• _TASK INSTRUCTIONS_:
Going through the entries below, copy out each line that contains "Verse".

···

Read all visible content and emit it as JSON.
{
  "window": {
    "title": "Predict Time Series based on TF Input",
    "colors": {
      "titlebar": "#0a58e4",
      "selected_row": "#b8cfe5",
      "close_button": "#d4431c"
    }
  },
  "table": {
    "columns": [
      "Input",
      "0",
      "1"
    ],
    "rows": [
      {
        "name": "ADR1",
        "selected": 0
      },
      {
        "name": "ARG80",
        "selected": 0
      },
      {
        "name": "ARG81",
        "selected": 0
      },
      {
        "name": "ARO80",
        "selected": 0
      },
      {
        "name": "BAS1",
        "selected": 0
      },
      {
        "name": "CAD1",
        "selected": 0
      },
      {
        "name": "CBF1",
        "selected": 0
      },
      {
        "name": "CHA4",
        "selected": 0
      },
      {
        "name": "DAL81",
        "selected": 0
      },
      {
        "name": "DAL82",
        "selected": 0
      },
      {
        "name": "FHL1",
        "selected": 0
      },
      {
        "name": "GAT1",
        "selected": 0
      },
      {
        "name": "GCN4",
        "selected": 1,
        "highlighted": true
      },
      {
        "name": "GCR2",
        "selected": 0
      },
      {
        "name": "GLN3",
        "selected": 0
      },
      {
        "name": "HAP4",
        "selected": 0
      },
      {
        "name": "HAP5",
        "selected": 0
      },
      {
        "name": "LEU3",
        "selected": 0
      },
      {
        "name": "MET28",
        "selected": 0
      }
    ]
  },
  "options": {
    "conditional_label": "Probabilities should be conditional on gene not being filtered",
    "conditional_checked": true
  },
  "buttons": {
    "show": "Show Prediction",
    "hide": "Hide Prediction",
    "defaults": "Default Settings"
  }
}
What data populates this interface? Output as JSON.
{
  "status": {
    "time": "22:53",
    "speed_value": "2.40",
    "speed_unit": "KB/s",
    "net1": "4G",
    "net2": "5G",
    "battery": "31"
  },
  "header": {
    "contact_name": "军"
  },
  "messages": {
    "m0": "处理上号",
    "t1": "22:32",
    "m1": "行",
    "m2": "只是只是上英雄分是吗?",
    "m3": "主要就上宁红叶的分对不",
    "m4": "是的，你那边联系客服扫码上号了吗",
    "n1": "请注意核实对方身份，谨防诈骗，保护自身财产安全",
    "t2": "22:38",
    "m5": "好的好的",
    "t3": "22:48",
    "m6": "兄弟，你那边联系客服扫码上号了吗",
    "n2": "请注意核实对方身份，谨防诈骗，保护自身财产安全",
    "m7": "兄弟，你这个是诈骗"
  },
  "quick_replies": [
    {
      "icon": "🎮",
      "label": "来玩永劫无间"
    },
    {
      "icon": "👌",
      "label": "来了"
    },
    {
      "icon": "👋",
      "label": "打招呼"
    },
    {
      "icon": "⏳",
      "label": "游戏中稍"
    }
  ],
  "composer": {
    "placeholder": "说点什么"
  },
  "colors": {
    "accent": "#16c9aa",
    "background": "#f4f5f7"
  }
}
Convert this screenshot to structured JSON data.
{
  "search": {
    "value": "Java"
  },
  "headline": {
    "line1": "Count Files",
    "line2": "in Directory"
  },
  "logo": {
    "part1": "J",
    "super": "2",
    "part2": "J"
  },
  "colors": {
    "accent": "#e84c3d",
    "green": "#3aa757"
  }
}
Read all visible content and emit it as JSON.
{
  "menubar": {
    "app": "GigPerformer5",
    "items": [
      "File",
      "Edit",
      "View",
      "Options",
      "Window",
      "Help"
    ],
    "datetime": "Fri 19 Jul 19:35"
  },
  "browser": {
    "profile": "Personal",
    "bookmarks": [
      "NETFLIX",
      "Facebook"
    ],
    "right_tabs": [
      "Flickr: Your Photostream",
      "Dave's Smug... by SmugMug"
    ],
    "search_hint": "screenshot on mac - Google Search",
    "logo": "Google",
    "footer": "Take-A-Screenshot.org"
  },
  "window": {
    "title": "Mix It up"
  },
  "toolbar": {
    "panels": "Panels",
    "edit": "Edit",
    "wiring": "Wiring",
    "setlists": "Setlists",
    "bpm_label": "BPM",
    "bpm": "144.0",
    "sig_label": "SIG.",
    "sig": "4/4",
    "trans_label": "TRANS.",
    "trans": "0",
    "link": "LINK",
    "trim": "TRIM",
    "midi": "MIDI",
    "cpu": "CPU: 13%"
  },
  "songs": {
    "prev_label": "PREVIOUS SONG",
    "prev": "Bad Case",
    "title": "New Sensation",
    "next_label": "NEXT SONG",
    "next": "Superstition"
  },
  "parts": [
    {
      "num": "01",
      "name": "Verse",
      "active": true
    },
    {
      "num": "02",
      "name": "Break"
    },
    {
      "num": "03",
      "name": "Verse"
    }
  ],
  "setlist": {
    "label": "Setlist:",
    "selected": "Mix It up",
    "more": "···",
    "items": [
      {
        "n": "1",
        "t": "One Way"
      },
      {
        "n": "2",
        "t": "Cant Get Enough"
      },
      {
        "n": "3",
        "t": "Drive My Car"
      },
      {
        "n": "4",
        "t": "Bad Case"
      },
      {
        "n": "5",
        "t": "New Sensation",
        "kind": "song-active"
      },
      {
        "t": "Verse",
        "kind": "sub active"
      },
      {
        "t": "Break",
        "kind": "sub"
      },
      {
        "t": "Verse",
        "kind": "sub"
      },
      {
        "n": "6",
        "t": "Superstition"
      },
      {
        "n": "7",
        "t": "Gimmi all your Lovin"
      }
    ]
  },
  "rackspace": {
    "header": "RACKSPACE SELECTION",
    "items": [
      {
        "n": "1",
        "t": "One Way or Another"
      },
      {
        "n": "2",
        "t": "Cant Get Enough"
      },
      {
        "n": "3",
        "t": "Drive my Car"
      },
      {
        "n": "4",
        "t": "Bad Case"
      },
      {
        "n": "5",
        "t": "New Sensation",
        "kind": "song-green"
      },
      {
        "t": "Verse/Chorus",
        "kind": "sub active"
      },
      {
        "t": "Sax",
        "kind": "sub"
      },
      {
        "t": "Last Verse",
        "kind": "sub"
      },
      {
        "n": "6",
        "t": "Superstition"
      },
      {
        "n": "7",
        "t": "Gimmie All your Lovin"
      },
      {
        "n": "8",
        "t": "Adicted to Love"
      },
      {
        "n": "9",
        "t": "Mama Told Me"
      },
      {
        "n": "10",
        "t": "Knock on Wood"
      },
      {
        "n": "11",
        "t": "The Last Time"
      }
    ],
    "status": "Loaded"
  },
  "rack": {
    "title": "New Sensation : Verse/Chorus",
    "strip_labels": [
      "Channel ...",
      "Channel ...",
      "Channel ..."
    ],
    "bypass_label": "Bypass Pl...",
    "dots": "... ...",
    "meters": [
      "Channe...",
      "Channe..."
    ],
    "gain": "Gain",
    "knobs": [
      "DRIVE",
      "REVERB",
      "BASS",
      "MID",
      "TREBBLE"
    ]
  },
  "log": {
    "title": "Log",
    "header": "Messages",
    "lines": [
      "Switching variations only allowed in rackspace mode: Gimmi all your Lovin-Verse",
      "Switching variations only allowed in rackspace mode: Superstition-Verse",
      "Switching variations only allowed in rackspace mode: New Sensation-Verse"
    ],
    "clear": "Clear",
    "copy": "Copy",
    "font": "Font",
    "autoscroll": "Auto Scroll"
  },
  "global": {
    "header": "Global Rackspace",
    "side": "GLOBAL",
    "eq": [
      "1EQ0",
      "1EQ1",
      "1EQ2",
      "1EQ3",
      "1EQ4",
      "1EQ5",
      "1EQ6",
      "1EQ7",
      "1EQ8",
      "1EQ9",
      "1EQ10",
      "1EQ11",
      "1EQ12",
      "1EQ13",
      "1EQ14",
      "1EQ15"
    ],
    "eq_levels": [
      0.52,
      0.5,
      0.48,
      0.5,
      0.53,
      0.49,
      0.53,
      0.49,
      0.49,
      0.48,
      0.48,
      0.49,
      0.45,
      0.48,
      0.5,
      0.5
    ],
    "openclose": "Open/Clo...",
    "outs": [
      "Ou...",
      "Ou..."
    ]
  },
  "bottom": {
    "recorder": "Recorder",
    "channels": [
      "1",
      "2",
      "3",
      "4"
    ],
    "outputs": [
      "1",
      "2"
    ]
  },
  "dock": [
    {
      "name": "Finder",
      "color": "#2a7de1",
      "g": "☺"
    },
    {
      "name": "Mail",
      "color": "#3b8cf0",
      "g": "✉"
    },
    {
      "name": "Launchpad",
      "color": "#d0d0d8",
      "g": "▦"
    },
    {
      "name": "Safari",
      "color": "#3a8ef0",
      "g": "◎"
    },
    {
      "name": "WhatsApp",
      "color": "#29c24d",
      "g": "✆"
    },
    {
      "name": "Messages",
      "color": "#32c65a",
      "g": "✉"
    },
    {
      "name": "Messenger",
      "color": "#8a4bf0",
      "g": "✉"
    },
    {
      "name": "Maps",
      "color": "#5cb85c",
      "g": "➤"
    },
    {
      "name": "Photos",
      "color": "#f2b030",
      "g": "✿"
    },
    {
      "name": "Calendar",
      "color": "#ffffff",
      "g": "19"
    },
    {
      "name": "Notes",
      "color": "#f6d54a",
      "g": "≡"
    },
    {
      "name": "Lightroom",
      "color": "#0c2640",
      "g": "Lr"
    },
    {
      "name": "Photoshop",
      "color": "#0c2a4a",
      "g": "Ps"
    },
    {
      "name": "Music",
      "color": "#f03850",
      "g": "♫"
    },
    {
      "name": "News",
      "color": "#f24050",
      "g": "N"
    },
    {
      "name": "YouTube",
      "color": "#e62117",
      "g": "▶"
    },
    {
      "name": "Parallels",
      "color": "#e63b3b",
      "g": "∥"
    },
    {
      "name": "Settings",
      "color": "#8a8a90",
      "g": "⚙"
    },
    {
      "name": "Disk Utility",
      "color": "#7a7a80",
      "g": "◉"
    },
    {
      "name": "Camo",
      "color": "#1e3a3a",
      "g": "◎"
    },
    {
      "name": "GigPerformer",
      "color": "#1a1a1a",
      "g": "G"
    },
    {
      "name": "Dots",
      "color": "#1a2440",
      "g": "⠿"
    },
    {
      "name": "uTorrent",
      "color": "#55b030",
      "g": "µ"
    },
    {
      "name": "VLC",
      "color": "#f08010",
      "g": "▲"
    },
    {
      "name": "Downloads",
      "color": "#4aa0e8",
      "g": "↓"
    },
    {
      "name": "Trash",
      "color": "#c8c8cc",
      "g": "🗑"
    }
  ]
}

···

• _OUTPUT FOR THIS EXERCISE_:
      "name": "Verse",
      "name": "Verse"
        "t": "Verse",
        "t": "Verse",
        "t": "Verse/Chorus",
        "t": "Last Verse",
    "title": "New Sensation : Verse/Chorus",
      "Switching variations only allowed in rackspace mode: Gimmi all your Lovin-Verse",
      "Switching variations only allowed in rackspace mode: Superstition-Verse",
      "Switching variations only allowed in rackspace mode: New Sensation-Verse"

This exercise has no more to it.